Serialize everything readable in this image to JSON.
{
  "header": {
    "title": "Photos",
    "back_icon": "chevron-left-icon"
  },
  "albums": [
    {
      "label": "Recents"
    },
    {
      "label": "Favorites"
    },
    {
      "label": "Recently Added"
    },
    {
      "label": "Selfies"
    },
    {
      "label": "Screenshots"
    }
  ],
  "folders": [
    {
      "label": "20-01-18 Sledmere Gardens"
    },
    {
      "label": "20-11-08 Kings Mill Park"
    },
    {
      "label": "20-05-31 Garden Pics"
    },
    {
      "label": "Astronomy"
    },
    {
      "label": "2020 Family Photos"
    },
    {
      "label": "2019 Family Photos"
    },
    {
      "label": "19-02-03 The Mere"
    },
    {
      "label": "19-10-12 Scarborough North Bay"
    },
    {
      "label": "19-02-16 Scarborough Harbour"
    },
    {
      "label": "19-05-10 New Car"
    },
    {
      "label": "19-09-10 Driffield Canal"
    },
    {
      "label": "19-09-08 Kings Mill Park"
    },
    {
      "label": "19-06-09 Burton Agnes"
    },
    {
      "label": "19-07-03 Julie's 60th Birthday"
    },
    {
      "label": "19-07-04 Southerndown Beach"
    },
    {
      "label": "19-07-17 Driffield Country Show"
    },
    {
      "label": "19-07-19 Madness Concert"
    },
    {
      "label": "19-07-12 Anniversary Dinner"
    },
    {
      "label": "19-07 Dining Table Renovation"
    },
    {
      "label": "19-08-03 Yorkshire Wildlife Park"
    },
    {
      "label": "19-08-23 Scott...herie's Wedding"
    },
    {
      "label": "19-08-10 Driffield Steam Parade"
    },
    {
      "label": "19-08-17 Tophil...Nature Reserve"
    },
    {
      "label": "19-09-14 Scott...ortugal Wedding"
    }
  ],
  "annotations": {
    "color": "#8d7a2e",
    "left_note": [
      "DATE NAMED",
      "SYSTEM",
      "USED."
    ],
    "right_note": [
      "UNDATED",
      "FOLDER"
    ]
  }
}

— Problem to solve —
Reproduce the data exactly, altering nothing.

— Output of the task —
Serialize everything readable in this image to JSON.
{
  "header": {
    "title": "Photos",
    "back_icon": "chevron-left-icon"
  },
  "albums": [
    {
      "label": "Recents"
    },
    {
      "label": "Favorites"
    },
    {
      "label": "Recently Added"
    },
    {
      "label": "Selfies"
    },
    {
      "label": "Screenshots"
    }
  ],
  "folders": [
    {
      "label": "20-01-18 Sledmere Gardens"
    },
    {
      "label": "20-11-08 Kings Mill Park"
    },
    {
      "label": "20-05-31 Garden Pics"
    },
    {
      "label": "Astronomy"
    },
    {
      "label": "2020 Family Photos"
    },
    {
      "label": "2019 Family Photos"
    },
    {
      "label": "19-02-03 The Mere"
    },
    {
      "label": "19-10-12 Scarborough North Bay"
    },
    {
      "label": "19-02-16 Scarborough Harbour"
    },
    {
      "label": "19-05-10 New Car"
    },
    {
      "label": "19-09-10 Driffield Canal"
    },
    {
      "label": "19-09-08 Kings Mill Park"
    },
    {
      "label": "19-06-09 Burton Agnes"
    },
    {
      "label": "19-07-03 Julie's 60th Birthday"
    },
    {
      "label": "19-07-04 Southerndown Beach"
    },
    {
      "label": "19-07-17 Driffield Country Show"
    },
    {
      "label": "19-07-19 Madness Concert"
    },
    {
      "label": "19-07-12 Anniversary Dinner"
    },
    {
      "label": "19-07 Dining Table Renovation"
    },
    {
      "label": "19-08-03 Yorkshire Wildlife Park"
    },
    {
      "label": "19-08-23 Scott...herie's Wedding"
    },
    {
      "label": "19-08-10 Driffield Steam Parade"
    },
    {
      "label": "19-08-17 Tophil...Nature Reserve"
    },
    {
      "label": "19-09-14 Scott...ortugal Wedding"
    }
  ],
  "annotations": {
    "color": "#8d7a2e",
    "left_note": [
      "DATE NAMED",
      "SYSTEM",
      "USED."
    ],
    "right_note": [
      "UNDATED",
      "FOLDER"
    ]
  }
}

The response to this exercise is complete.